By Adam Deane
VANCOUVER – Canada is known for a lot of things. We’ve got gorgeous landscapes, other-worldly coasts, wildlife, Drake… just about everything anyone could ever need. Though, did you know we also have the highest prevalence of IBD (inflammatory bowel disease) in the world? With this fact in mind, the Gastrointestinal (GI) Society, a Vancouver-based, nationally recognized gastrointestinal and liver health charity, is actively creating awareness about a disease group that includes Crohn’s disease and ulcerative colitis and affects approximately 233,000 Canadians.
On Saturday, August 18 the GI Society and renowned local artist, Foster Eastman, will team up at his gallery for a community art project titled Painting Toilet Seats as part of the GI Society’s Painted Toilet Project. Over the course of a two-hour session, children, teens, and adults whose lives have been affected by IBD are invited to paint one of 90 toilet seats that will comprise a large installation, for which a final installation site has yet to be found.

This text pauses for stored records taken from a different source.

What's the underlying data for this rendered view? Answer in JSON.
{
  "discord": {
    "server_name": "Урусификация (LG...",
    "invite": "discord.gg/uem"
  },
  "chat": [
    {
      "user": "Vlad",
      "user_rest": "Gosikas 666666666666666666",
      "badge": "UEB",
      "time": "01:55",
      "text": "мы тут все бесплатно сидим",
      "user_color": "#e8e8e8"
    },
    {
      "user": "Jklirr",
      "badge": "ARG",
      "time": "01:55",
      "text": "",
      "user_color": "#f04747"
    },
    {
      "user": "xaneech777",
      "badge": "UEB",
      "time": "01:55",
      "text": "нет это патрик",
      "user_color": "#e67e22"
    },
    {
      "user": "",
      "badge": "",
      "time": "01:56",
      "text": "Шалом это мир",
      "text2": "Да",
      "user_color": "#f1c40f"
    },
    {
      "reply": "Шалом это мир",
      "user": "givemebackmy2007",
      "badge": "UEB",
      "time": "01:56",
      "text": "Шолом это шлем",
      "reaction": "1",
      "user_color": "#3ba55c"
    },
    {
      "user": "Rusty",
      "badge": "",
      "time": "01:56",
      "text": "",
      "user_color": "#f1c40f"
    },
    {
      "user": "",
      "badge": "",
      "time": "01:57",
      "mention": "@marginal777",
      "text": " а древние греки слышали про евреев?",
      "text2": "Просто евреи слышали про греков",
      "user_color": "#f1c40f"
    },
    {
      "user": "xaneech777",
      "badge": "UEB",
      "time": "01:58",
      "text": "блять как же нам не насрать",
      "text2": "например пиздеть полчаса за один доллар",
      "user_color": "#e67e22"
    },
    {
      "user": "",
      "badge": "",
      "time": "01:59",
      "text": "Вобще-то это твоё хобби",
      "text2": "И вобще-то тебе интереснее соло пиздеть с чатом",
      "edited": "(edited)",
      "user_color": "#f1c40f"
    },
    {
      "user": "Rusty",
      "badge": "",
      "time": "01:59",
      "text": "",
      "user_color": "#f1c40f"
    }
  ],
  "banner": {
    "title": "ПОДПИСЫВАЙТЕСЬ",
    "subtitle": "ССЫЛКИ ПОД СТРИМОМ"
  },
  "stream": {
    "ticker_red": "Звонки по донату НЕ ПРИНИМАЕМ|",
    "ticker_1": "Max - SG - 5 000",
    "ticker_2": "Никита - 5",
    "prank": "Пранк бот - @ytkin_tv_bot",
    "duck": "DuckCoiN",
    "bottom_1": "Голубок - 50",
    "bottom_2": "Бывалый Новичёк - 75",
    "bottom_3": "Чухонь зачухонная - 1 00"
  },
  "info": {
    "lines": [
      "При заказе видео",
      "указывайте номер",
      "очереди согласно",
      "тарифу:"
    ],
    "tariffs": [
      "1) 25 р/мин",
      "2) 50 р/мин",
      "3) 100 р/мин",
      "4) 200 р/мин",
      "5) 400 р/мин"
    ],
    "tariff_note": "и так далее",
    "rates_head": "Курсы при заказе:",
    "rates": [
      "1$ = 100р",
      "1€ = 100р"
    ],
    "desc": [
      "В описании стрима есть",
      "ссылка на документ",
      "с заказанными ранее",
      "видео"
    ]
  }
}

We spoke with James Olson of the GI Society to learn more about this event.
“We really want to encourage people to participate,” Olson explains. “This is a family-friendly art project that is completely free to attend. The seat itself will be designed by kids, primarily. And the lid will include a map-image highlighting a public washroom in Vancouver. This whole event is dedicated to raising awareness in a really visual, hands-on way and also in a very positive, transformative way, taking the toilet seat and making it something colourful and quite beautiful. We don’t shy away from having a sense of humour about the topics we cover, though we take a lot of time, careful effort and consideration with the educational materials and our quarterly magazine that we put out.”
The pairing of artist, Foster Eastman and the GI Society seems to be a perfect match. Eastman has developed a reputation as a Vancouver multimedia artist whose work examines social or cultural issues which generally carry stigma and taboo. He has collaborated with the University of British Columbia’s Men’s Health Research Program on projects including Man Up Against Suicide and Still Here. Recently, Eastman has worked with the Veterans Transition Network on the Veterans Tribute Pole and the lestweforgetCANADA mural.
You will not want to miss the Painted Toilet Project — bring your family and have fun raising awareness for a cause worth talking about!
Painting Toilet Seats will be held at the Foster Eastman Gallery on August 18 from 10 a.m. to 12 p.m. To register in advance visit https://www.badgut.org/events/painted-toilet
Foster Eastman Gallery